March Madness is Nearly Upon Us
Sharpen your pencils.
Yesterday was Selection Sunday for the 2016 NCAA basketball tournament, and according to the American Gaming Association, a record number of Americans plan to fill out tourney brackets this year. More than 40 million sports fans are expected to bet more than $9 billion – roughly triple what was bet on the Super Bowl.
Betting on sports is one of the most-common ways that the average person gambles. From the weekly football office pool to the Final Four, sports betting is a long-standing American tradition. (Incidentally, March is “Problem Gambling Awareness Month.”)
Investing is often compared to gambling. Investing and gambling share a significant common thread: both are all about odds. Did you know that investment analysts and financial planners regularly use “Monte Carlo” simulations to model the probabilities of potential outcomes?
There seems to be a disconnect with many investors when I bring up the topic of risk. Most folks seem to mistakenly believe that risky investments will produce higher returns. Allow me to state the obvious:
If risky investments could be counted on for higher returns, then they would not be risky.
It is easy to see that many risky activities have low expected returns. Most of us do not expect that money bet on an NCAA basketball bracket will produce a return. Likewise, one doesn’t really expect that playing roulette or blackjack will provide a return — you might be happy breaking even. So why do we associate risky investments with higher returns?

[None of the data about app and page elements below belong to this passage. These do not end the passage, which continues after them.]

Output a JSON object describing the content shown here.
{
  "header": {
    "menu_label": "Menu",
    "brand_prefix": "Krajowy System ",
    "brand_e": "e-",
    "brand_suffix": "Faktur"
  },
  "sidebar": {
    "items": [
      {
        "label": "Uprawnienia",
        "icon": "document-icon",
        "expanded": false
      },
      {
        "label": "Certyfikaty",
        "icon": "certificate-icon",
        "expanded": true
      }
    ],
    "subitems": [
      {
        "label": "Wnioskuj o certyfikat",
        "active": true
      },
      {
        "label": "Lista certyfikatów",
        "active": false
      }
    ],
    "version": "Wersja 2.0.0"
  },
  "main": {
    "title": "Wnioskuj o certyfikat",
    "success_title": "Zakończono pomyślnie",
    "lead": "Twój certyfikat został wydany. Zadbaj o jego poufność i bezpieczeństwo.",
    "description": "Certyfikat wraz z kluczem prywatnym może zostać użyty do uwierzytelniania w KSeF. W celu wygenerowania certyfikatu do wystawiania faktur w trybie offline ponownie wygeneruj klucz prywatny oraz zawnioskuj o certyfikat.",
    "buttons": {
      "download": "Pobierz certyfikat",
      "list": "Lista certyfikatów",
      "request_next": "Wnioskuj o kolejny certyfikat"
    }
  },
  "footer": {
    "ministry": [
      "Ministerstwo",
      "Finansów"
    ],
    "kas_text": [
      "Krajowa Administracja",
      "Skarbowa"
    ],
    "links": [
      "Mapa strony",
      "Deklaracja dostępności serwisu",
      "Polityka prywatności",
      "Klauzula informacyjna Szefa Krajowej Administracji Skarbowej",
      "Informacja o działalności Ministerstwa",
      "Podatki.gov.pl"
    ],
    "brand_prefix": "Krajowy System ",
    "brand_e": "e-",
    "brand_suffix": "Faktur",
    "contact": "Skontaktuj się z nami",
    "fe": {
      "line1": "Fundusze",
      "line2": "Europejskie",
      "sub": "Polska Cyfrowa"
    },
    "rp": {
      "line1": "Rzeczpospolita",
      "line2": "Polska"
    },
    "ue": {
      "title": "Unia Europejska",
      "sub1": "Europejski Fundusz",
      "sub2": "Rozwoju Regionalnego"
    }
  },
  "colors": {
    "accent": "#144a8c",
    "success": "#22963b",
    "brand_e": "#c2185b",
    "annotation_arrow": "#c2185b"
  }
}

Many investors recognize the value of diversification across different asset classes. This is a risk management strategy; spreading your money across different investments can minimize potential losses. Even if you choose a clunker of a mutual fund, you aren’t likely to lose all of your investment. But if you toss $20 into the NCAA office pool and don’t win, you do lose all of your capital. When betting on sports (or really any other pure gambling activity), there are very few risk-management or loss-mitigation strategies.
Therein lies the key difference between investing and gambling. As an investor, you have a variety of options to prevent total loss of risked capital.
Life expectancy is all about playing the odds, too. The cost of life insurance is based on how long actuaries predict you will live, depending on factors such as your age, gender, weight, and medical history. Should you begin claiming Social Security at age 62, 66, or 70? The answer depends on the odds that you will live long enough for the larger benefit to justify the wait.
When it comes to your financial life, almost everything you do is a bet. Hopefully it is an educated bet, but it remains a bet. From time to time you’ll be wrong, so limit how much risk you take. Keep costs low and diversification high. You’ll vastly improve your odds of having a larger retirement nest egg — one that you won’t outlive.
This column was featured in the March 6 Knoxville News-Sentinel. You can read it here: March Madness is Nearly Upon Us
Meet the Author
Tom Coulter, CPA
Tom is the President and a founder of Meridian Trust. Tom graduated from The University of Tennessee, Knoxville, in accounting with honors, in 1978. Tom previously worked for the international accounting firm, Deloitte. He later joined the financial medical advising firm, FIS Associates, before founding Meridian Trust in 1997. Tom has worked extensively in retirement planning, taxation, estate and financial planning and investment management. He is a Certified Public Accountant, a member of the American Institute of CPAs (AICPA), and the Tennessee Society of CPAs (TSCPA).
Tom is also credentialed as a Personal Financial Specialist (PFS) by the AICPA.